This artist turned his home into a giant robot fantasyland

We may earn a commission from links on this page.

Kenny Irwin has turned his dreams, and his nightmares, into a California reality.

The 43-year old Palm Springs artist runs Robolights, a two-acre, colossally quirky homage to giant robots, aliens and dinosaurs.

“We live in a very colorful world. And I like things to be colorful,” he says. “And I like to express myself in a colorful way.” 

While some might call it a homemade theme park, others consider it a junkyard. Either way, walking along the meandering concrete trails here is an experience unlike any other.

Kenny, who converted to Islam about 15 years ago (as a Muslim, he says he doesn’t celebrate Christmas), shows me around the grounds wearing sandals, a light-brown shalwar kameez and sporting a scraggly beard that nearly goes down to his bellybutton.

He shows me a recent sculpture, a tower of bolted together detritus, that looks both like a robot and the set design from a Mad Max film: ”Here I’ve got a hedge trimmer, weed-wacker, vacuum cleaner, power tools that went bad. Just about everything but the kitchen sink. But, well, yeah, there’s a kitchen sink right there.” Sure enough, there’s a kitchen sink, affixed to the robot like a distended chest plate.

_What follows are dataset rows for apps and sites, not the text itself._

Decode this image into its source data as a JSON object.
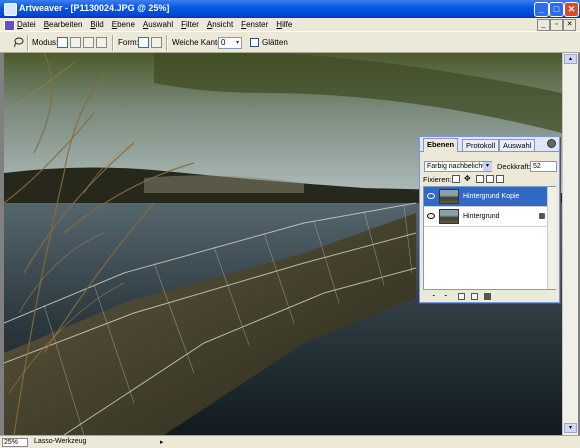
{
  "window": {
    "title": "Artweaver - [P1130024.JPG @ 25%]",
    "controls": {
      "minimize": "_",
      "maximize": "□",
      "close": "✕"
    }
  },
  "menu": {
    "items": [
      "Datei",
      "Bearbeiten",
      "Bild",
      "Ebene",
      "Auswahl",
      "Filter",
      "Ansicht",
      "Fenster",
      "Hilfe"
    ],
    "doc_controls": {
      "minimize": "_",
      "restore": "▫",
      "close": "✕"
    }
  },
  "options": {
    "modus_label": "Modus:",
    "form_label": "Form:",
    "weiche_kante_label": "Weiche Kante:",
    "weiche_kante_value": "0",
    "glaetten_label": "Glätten"
  },
  "layers_panel": {
    "tabs": [
      "Ebenen",
      "Protokoll",
      "Auswahl"
    ],
    "active_tab": 0,
    "blend_mode": "Farbig nachbelichten",
    "opacity_label": "Deckkraft:",
    "opacity_value": "52",
    "fix_label": "Fixieren:",
    "layers": [
      {
        "name": "Hintergrund Kopie",
        "selected": true,
        "locked": false
      },
      {
        "name": "Hintergrund",
        "selected": false,
        "locked": true
      }
    ]
  },
  "status": {
    "zoom": "25%",
    "tool": "Lasso-Werkzeug",
    "arrow": "▸"
  },
  "colors": {
    "title_bar": "#0A5AE6",
    "selection": "#316ac5",
    "chrome": "#ECE9D8"
  },
  "icons": [
    "lasso-icon",
    "gear-icon",
    "eye-icon",
    "lock-icon",
    "new-layer-icon",
    "trash-icon",
    "folder-icon"
  ]
}
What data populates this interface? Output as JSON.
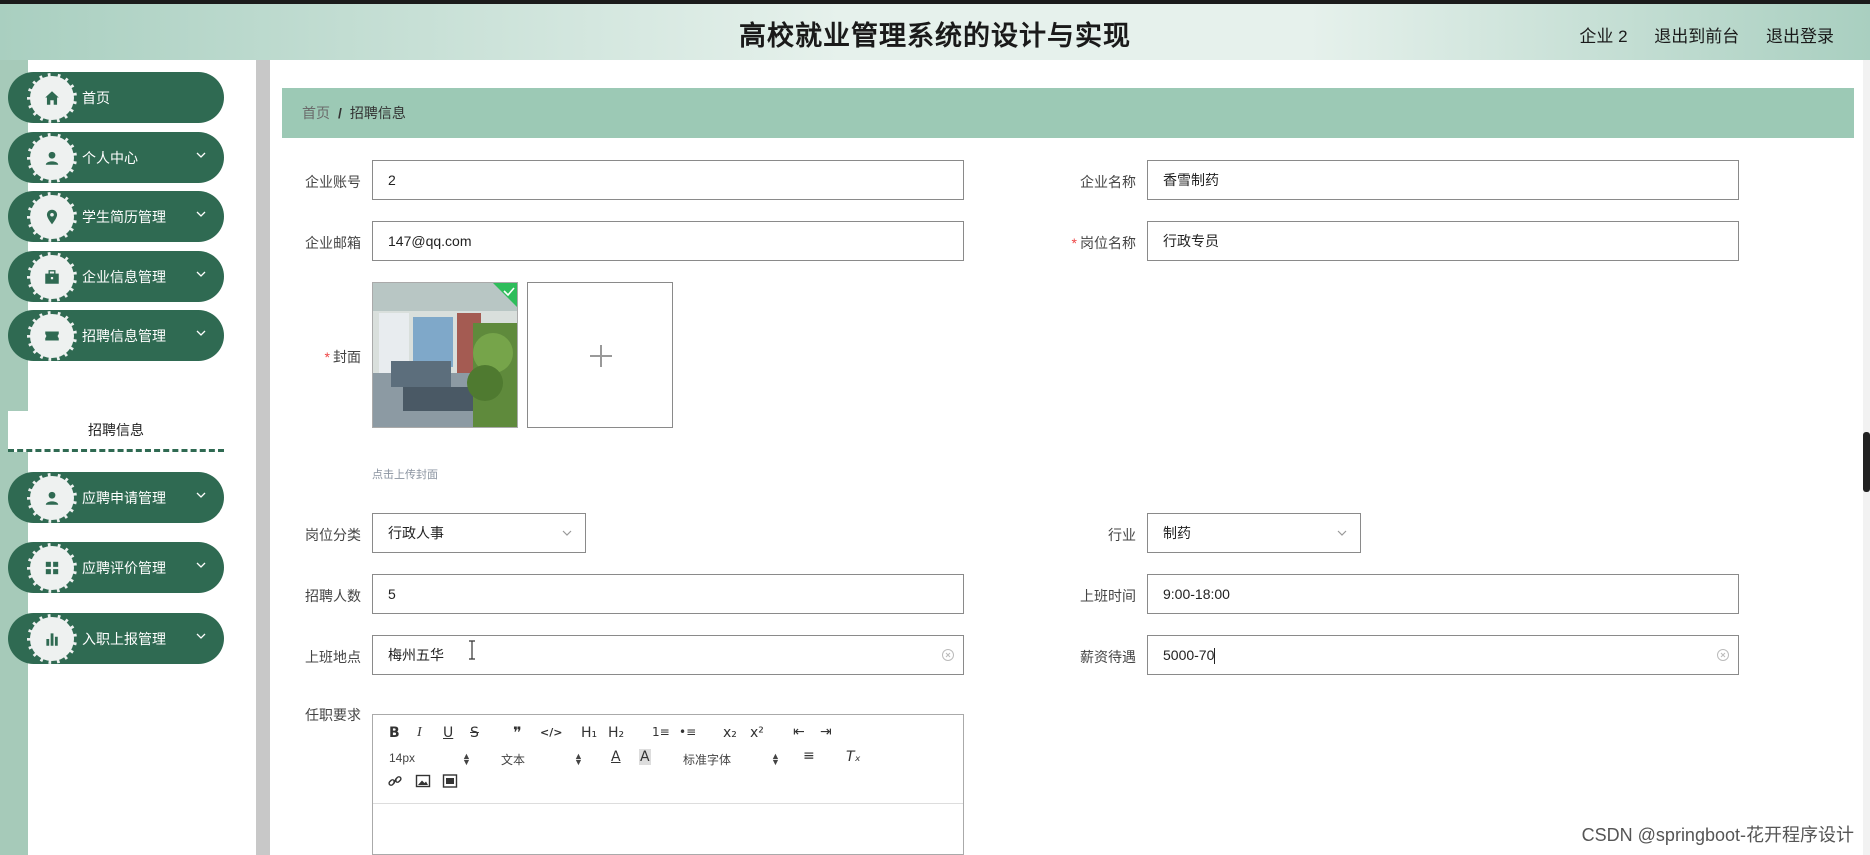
{
  "header": {
    "title": "高校就业管理系统的设计与实现",
    "links": [
      "企业 2",
      "退出到前台",
      "退出登录"
    ]
  },
  "sidebar": {
    "items": [
      {
        "label": "首页",
        "icon": "home-icon",
        "has_arrow": false
      },
      {
        "label": "个人中心",
        "icon": "user-icon",
        "has_arrow": true
      },
      {
        "label": "学生简历管理",
        "icon": "location-icon",
        "has_arrow": true
      },
      {
        "label": "企业信息管理",
        "icon": "briefcase-icon",
        "has_arrow": true
      },
      {
        "label": "招聘信息管理",
        "icon": "ticket-icon",
        "has_arrow": true
      },
      {
        "label": "应聘申请管理",
        "icon": "user-icon",
        "has_arrow": true
      },
      {
        "label": "应聘评价管理",
        "icon": "grid-icon",
        "has_arrow": true
      },
      {
        "label": "入职上报管理",
        "icon": "bar-chart-icon",
        "has_arrow": true
      }
    ],
    "submenu_active": "招聘信息"
  },
  "breadcrumb": {
    "home": "首页",
    "separator": "/",
    "current": "招聘信息"
  },
  "form": {
    "company_account": {
      "label": "企业账号",
      "value": "2"
    },
    "company_name": {
      "label": "企业名称",
      "value": "香雪制药"
    },
    "company_email": {
      "label": "企业邮箱",
      "value": "147@qq.com"
    },
    "position_name": {
      "label": "岗位名称",
      "value": "行政专员",
      "required": true
    },
    "cover": {
      "label": "封面",
      "required": true,
      "tip": "点击上传封面"
    },
    "position_category": {
      "label": "岗位分类",
      "value": "行政人事"
    },
    "industry": {
      "label": "行业",
      "value": "制药"
    },
    "headcount": {
      "label": "招聘人数",
      "value": "5"
    },
    "work_hours": {
      "label": "上班时间",
      "value": "9:00-18:00"
    },
    "work_location": {
      "label": "上班地点",
      "value": "梅州五华"
    },
    "salary": {
      "label": "薪资待遇",
      "value": "5000-70"
    },
    "requirements": {
      "label": "任职要求"
    }
  },
  "editor": {
    "font_size": "14px",
    "block_type": "文本",
    "font_family": "标准字体",
    "buttons": {
      "bold": "B",
      "italic": "I",
      "underline": "U",
      "strike": "S",
      "quote": "❞",
      "code": "</>",
      "h1": "H₁",
      "h2": "H₂",
      "ordered_list": "1≡",
      "bullet_list": "•≡",
      "subscript": "x₂",
      "superscript": "x²",
      "outdent": "⇤",
      "indent": "⇥",
      "font_color": "A",
      "bg_color": "A",
      "align": "≡",
      "clear_format": "Tₓ",
      "link": "🔗",
      "image": "▣",
      "video": "▤"
    }
  },
  "watermark": "CSDN @springboot-花开程序设计",
  "colors": {
    "sidebar_green": "#2f6a52",
    "breadcrumb_green": "#9cc9b5",
    "required_red": "#e44"
  }
}
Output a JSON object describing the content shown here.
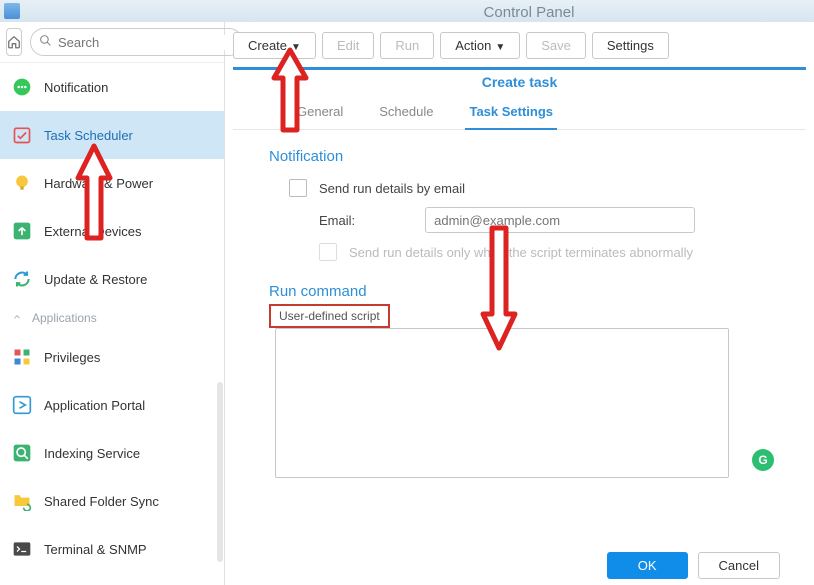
{
  "app": {
    "title": "Control Panel"
  },
  "search": {
    "placeholder": "Search"
  },
  "sidebar": {
    "items": [
      {
        "label": "Notification"
      },
      {
        "label": "Task Scheduler"
      },
      {
        "label": "Hardware & Power"
      },
      {
        "label": "External Devices"
      },
      {
        "label": "Update & Restore"
      }
    ],
    "group_label": "Applications",
    "app_items": [
      {
        "label": "Privileges"
      },
      {
        "label": "Application Portal"
      },
      {
        "label": "Indexing Service"
      },
      {
        "label": "Shared Folder Sync"
      },
      {
        "label": "Terminal & SNMP"
      }
    ]
  },
  "toolbar": {
    "create": "Create",
    "edit": "Edit",
    "run": "Run",
    "action": "Action",
    "save": "Save",
    "settings": "Settings"
  },
  "modal": {
    "title": "Create task",
    "tabs": {
      "general": "General",
      "schedule": "Schedule",
      "task_settings": "Task Settings"
    },
    "notification": {
      "heading": "Notification",
      "send_label": "Send run details by email",
      "email_label": "Email:",
      "email_placeholder": "admin@example.com",
      "abnormal_label": "Send run details only when the script terminates abnormally"
    },
    "run_command": {
      "heading": "Run command",
      "script_label": "User-defined script",
      "script_value": ""
    },
    "ok": "OK",
    "cancel": "Cancel"
  }
}
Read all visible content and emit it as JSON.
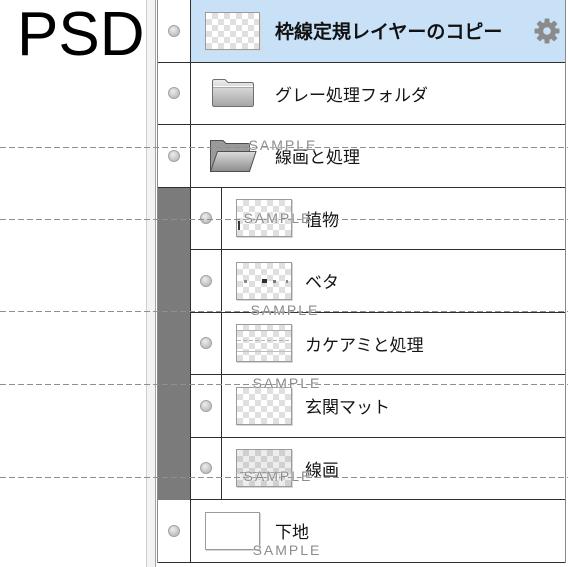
{
  "format_label": "PSD",
  "colors": {
    "selected_row_bg": "#c8e1f7",
    "folder_indent_bar": "#7b7b7b",
    "row_divider": "#2e2e2e",
    "watermark": "#8c8c8c"
  },
  "layers_panel": {
    "visibility_icon": "visibility-dot-icon"
  },
  "layers": [
    {
      "name": "枠線定規レイヤーのコピー",
      "selected": true,
      "icon": "transparent-thumbnail-icon",
      "settings_icon": "gear-icon"
    },
    {
      "name": "グレー処理フォルダ",
      "expanded": false,
      "icon": "folder-closed-icon"
    },
    {
      "name": "線画と処理",
      "expanded": true,
      "icon": "folder-open-icon",
      "children": [
        {
          "name": "植物",
          "icon": "transparent-thumbnail-icon"
        },
        {
          "name": "ベタ",
          "icon": "transparent-thumbnail-icon"
        },
        {
          "name": "カケアミと処理",
          "icon": "transparent-thumbnail-icon"
        },
        {
          "name": "玄関マット",
          "icon": "transparent-thumbnail-icon"
        },
        {
          "name": "線画",
          "icon": "transparent-thumbnail-icon"
        }
      ]
    },
    {
      "name": "下地",
      "icon": "white-thumbnail-icon"
    }
  ],
  "watermark": {
    "text": "SAMPLE"
  }
}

Several of the giant figures are over 20 feet high. Some are mechanized and spin wildly, while others are festooned with colorful blinking lights.  Everything is made of materials, mostly plastic and metal, that others have thrown away.

“I’m basically like a one-man recycling center,” he says.

Irwin started Robolights when he was 12. He asked his father, a local hotelier, if he could put some lights up in the yard. His father said yes, and young Kenny, who was already making sculptures and paintings that filled every nook of the house, transformed the entire backyard from something that looked like a David Hockney painting that morphed into a work by Salvador Dali.

Over the past three decades, Irwin has built Robolights into an international destination. More than 40,000 people visited last year during the six weeks he keeps the installation open to the public. There is no admission fee, although he does accept donations.

His father died in 2016, and Kenny has committed himself to keeping Robolights going. He says it was his father’s wish that the installation remain a part of the neighborhood’s holiday ethos.

“He loved it,” says Kenny. “He used to say, ‘Instead of cursing the darkness, light it up one light at a time.'”

The installation is both impressive and beautiful, but one question lingers over the whole enterprise: why?

“Well, basically, when people say, ‘Why?’ Well, I say, ‘Well, why not?'”